Plans to expand MedImmune’s Frederick manufacturing plant will move forward with financial support from Frederick County after the County Council approved an agreement with tax credits and other economic incentives for the biotechnology firm Tuesday night.
In a 6-1 vote, the Frederick County Council approved the county’s $3.8 million contribution to a $6.8 million conditional loan for MedImmune’s expansion and an agreement guaranteeing the AstraZeneca-owned firm certain tax credits and access to specific county resources over the next decade.
MedImmune announced plans for a $200 million expansion late last year. The project will bring 300 new jobs, adding $25 million to the company’s annual payroll, and it will add over 40,000 square feet to the company’s facilities in Frederick. It is predicted to be completed by the end of 2017.
Billy Shreve was the lone council member to vote against the conditional loan and agreement, saying that businesses should not trust the county government to keep its promises after breaching past agreements such as the one with the Citizens and Montevue assisting living centers.
“The agreement we made ... is not worth the paper it’s written on,” Shreve said.
Of the $6.8 million conditional loan, Frederick County will contribute a capped amount of $3.8 million and the city of Frederick will be responsible for the remaining $3 million.

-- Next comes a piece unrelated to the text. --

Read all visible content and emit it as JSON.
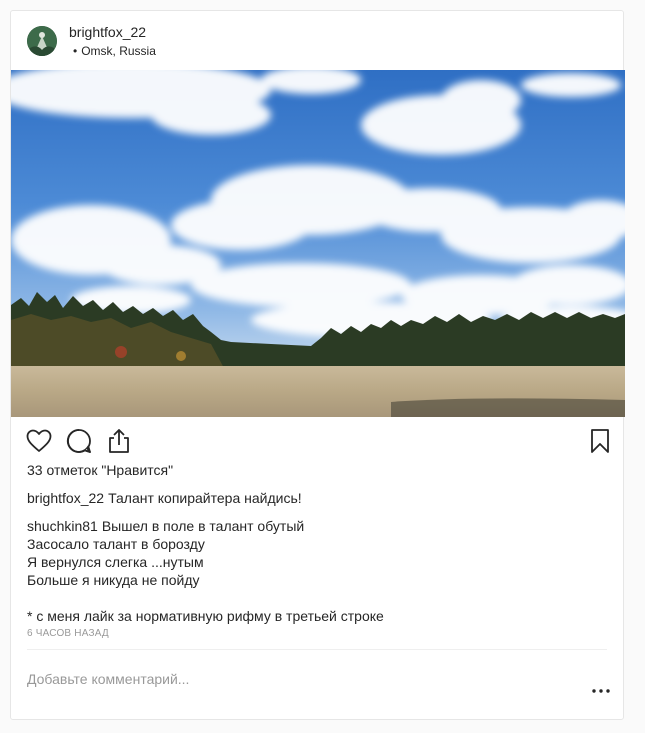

Officials determined the county and city’s contributions to the conditional loan based on current tax rates.
Additional tax revenue received through the project’s expansion will fund the loan, which is set to be paid over a 15-year period with an automatic five-year extension if the total has not been reached in that time frame.
To remain eligible for the conditional loan, MedImmune must meet performance requirements, which include conducting a minimum of $145 million of real estate construction at the project site and create 300 new jobs.
“I have no doubt they will far exceed the $145 million ... and far exceed the 300 jobs in the future,” said Helen Propheter, director of the county’s economic development office.
However, Propheter clarified that the loan is not one in the traditional sense.
“In banking, a loan is very much a loan,” she said. “In economic development, it means we have put forth to the business criteria they must meet.”
Councilman Tony Chmelik echoed Propheter’s sentiment, noting the importance of MedImmune’s action to forward-fund roughly $7 million for road improvements near Solarex Court and Md. 180.
“It’s important for folks to understand that Frederick County is not writing a check out here. ... They’ve already cut the checks to do these [road] improvements ... we are basically paying them back,” he said.
“They have a track record, they’ve been in county some time ... it seems to be a win-win for everybody here,” Chmelik added.
City of Frederick officials are scheduled to vote on the conditional loan Thursday evening at City Hall.